The tattoo was etched into my body on my actual birthday. When the tattoo artist was officially finished, I looked down and told him how much I loved that tattoo, before he could ask me to take a look in the mirror. The experience was perfect, almost blissful, taking less time than I thought it would, and the thing is, I was misgendered within 10 minutes of walking in that tattoo shop.
If you’ve read anything I have ever written, you might be confused, because practically all I talk about is how not to misgender a person, and yet, here I am, expounding on the glory that was that day. I can’t remember the specific words other than the pronoun, and the feelings that it inspired — he. Hearing someone refer to me with a masculine pronoun felt like coming home, like stumbling through an open threshold, looking around and knowing that, Yes, this is mine.
I’ve been fooling around with the idea of multiple pronouns for a while now, but I can remember the exact moment when I knew with a certainty deep within my bones who I was, and who I was trying to hide from. The realization occurred during a conversation with my best friend, where I was admitting that, were I brave enough, I would use all pronouns. I wouldn’t, though, because I was worried people would default to using she/her instead of validating the other parts of myself, based on how others perceive me, despite being vaguely dude-shaped myself.
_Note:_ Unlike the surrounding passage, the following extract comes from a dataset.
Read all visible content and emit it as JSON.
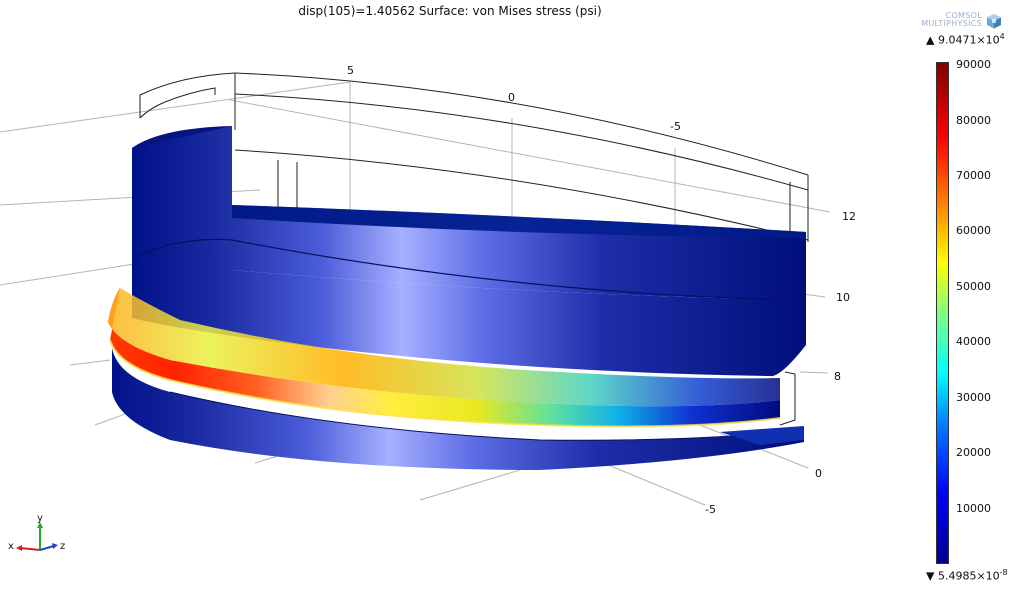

Multiple pronouns can be elusive. Pronouns are confusing and when you throw more than one into the mix, they can get even more difficult to grasp. What does it mean to have multiple pronouns? How do you validate someone when their name tag says she/they or when their bio reads “all pronouns”? How do you keep track of all these individual parts? (I’m mostly talking to you, random Cis Person reading this, so please, do everyone a favor, and pay close attention.)
Step 1: Acknowledge that gender is personal. Your experience does not equal everyone’s experience, which means some people have a relationship to their gender that is limited, or maybe it’s all-inclusive, the more pronouns the merrier.
Step 2: If someone has multiple pronouns, use their multiple pronouns. When the person has multiple pronouns, you can use them interchangeably, switching them out for one another, even in the same sentence. Ex. “Max had to run back to her car — they forgot their key fob.”
Step 3: Recognize that individual experience may vary, and it’s up to you to ask what people prefer. Someone might use all pronouns, but they prefer using they, or maybe she doesn’t care because he thinks all pronouns are great! It’s all about preference.
Gender is complex. Constructing your identity while actively warring against external messaging is exhaustive work, and sometimes minds can change. It’s important, though. I’ve been 30 for nearly a month, and when I think about that brief moment of being accidentally “misgendered” I still feel good. And then I think about that conversation I had with my friend, months ago, when I expressed concern about only being referred to by she/her by people who don’t understand how multiple pronouns work, and I was filled with dread, with the imagined pain of it all.
Then I thought about what it would be like for someone to view me the way I think of myself, and I felt … radiant. “Maybe I’m just he/they!” I blurted out, my words getting away from me before my brain could catch on, and I looked at my best friend. They looked back, a mirror of my thoughts.
Multiple pronouns aren’t always easy. If anything, it gives more opportunities to be misgendered, like having one aspect of myself be ignored wasn’t bad enough. Ultimately, I cannot deny who I am, any more than I can deny that I have Harry Styles’ face permanently inked on my forearm.
All of this is to say: Hello. My name is Kimberly Lopez. My pronouns are he/they.
— Kimberly Lopez (he/they) is a queer, nonbinary librarian living in the heart of Lawrence. He can often be found reading romance novels or ranting about the validity of boy bands. Their obsession with Harry Styles is “perfectly normal” and “healthy.” Follow him on Instagram. Read more of their work for the Times here.